Iowa resident and volunteer worker Renee Rockwell chats with Pilgrim Place resident Mavis Streyffeler as they take a break from the hard work of putting on the Festival at Pilgrim Place on Friday. The festival continues on Saturday with crafts, music, food and, of course, many fine items for sale. Hours are 10a.m. to 4 p.m. but get there early for the best deals. COURIER photo Steven Felschundneff
Friends and family of Leslie Pray remembered her as a kind and gentle person. Over 100 people attended a candlelight vigil for Ms. Pray, 54, on Monday night to pay tribute and remember the Claremont resident. The vigil took place in front of the home on Mills Avenue, the spot where she was hit by a car and killed while riding her bicycle Saturday morning. Ms. Pray’s life partner of nine years, Betsy Hipple, called her “absolutely my beloved.”
As of Thursday, Jennifer Stark, Jed Leano and Ed Reece still occupy the top three positions for Claremont City Council. But Ed Reece is only ahead of Zach Courser by 110 votes for third. According to city clerk Shelley Desautels, the county estimates 1,479 provisional and 1,383 vote-by-mail ballots from Claremont voters are not yet counted. They will start counting these ballots on Friday, November 9, but will not be announced until Tuesday, November 13. Stay tuned to the COURIER for election updates.
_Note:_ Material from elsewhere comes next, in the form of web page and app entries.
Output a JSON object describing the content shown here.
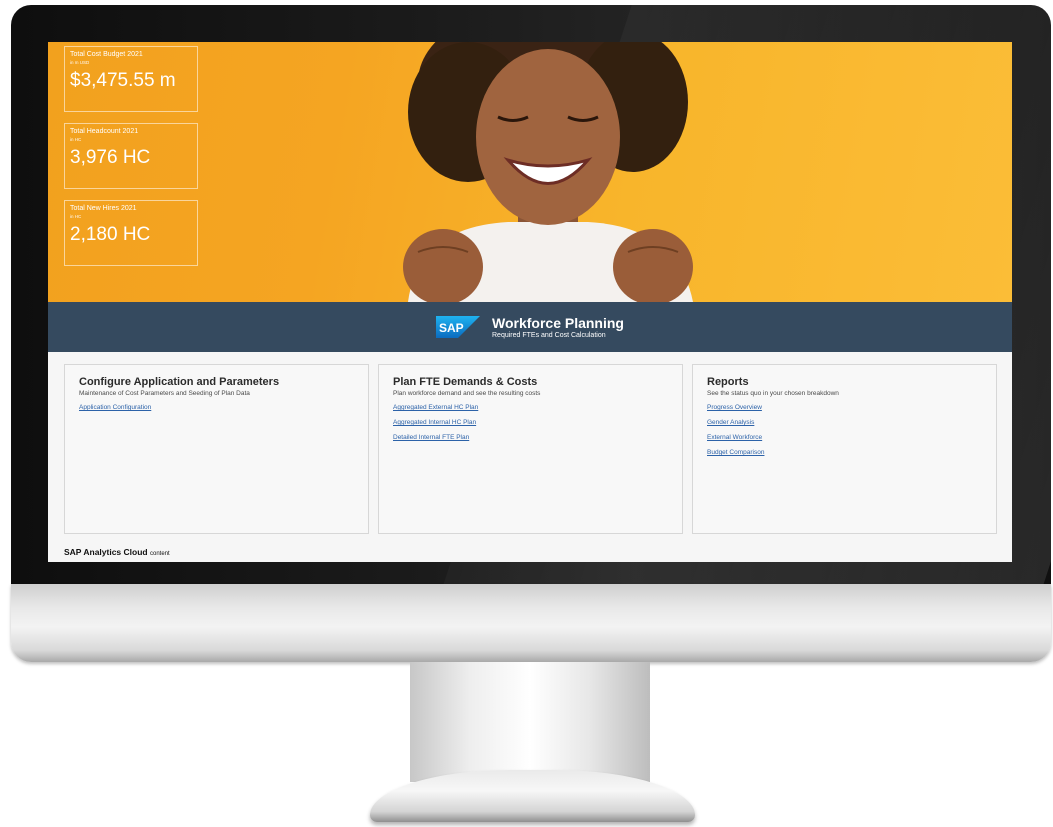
{
  "kpis": [
    {
      "title": "Total Cost Budget 2021",
      "unit": "in m USD",
      "value": "$3,475.55 m"
    },
    {
      "title": "Total Headcount 2021",
      "unit": "in HC",
      "value": "3,976 HC"
    },
    {
      "title": "Total New Hires 2021",
      "unit": "in HC",
      "value": "2,180 HC"
    }
  ],
  "banner": {
    "logo_text": "SAP",
    "title": "Workforce Planning",
    "subtitle": "Required FTEs and Cost Calculation"
  },
  "cards": [
    {
      "title": "Configure Application and Parameters",
      "description": "Maintenance of Cost Parameters and Seeding of Plan Data",
      "links": [
        "Application Configuration"
      ]
    },
    {
      "title": "Plan FTE Demands & Costs",
      "description": "Plan workforce demand and see the resulting costs",
      "links": [
        "Aggregated External HC Plan",
        "Aggregated Internal HC Plan",
        "Detailed Internal FTE Plan"
      ]
    },
    {
      "title": "Reports",
      "description": "See the status quo in your chosen breakdown",
      "links": [
        "Progress Overview",
        "Gender Analysis",
        "External Workforce",
        "Budget Comparison"
      ]
    }
  ],
  "footer": {
    "brand": "SAP Analytics Cloud",
    "suffix": "content"
  },
  "colors": {
    "hero": "#f5a522",
    "banner": "#354a5f",
    "link": "#2c62a8"
  }
}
Police arrested a Claremont woman for murder on Saturday after they alleged she intentionally struck and killed a cyclist. Sandra Wicksted, 61, is charged with one count of murder and four counts of attempted murder, according to the Los Angeles County Superior Court database. She is being held on $6.1 million bail, according to Lt. Jason Walters of the Claremont Police Department.
Claremont residents with valid ID get in free Sunday, November 11 to Rancho Santa Ana Botanic Garden, 1500 N. College Ave., Claremont, as the treasured horticulture shrine begins its Second Sundays promotion with a celebration of Origami Day, an international holiday in honor of the art form. Second Sundays also serve to highlight its ongoing Origami in the Garden 2 exhibit.
Cynthia Cervantes McGuire lights one of the votive candles on the public altar during Claremont’s Dia de los Muertos celebration on Saturday in the Village. Ms. Cervantes McGuire and Elizabeth Camacho were in charge of the altar where any one could leave a photo or mementos about a loved one who had died. Claremont’s celebration, which ran from 11 a.m. to 6:30 p.m., featured food, music, face painting, contests and food trucks. COURIER Photo/Steven Felschundneff
Claremont police investigate the scene of a fatal collision on Saturday on Mills Avenue adjacent to Radcliffe Drive. Police say a green 1996 Mercury Tracer allegedly driven by Sandra Wicksted, 61, struck the bicyclist on Mills around 11:37 a.m. The bicyclist was pronounced dead at the scene. Ms. Wicksted was transported to the hospital for her injuries, but after an investigation, police believed she intended to strike the bicyclist and she was arrested. COURIER Photo/Steven Felschundneff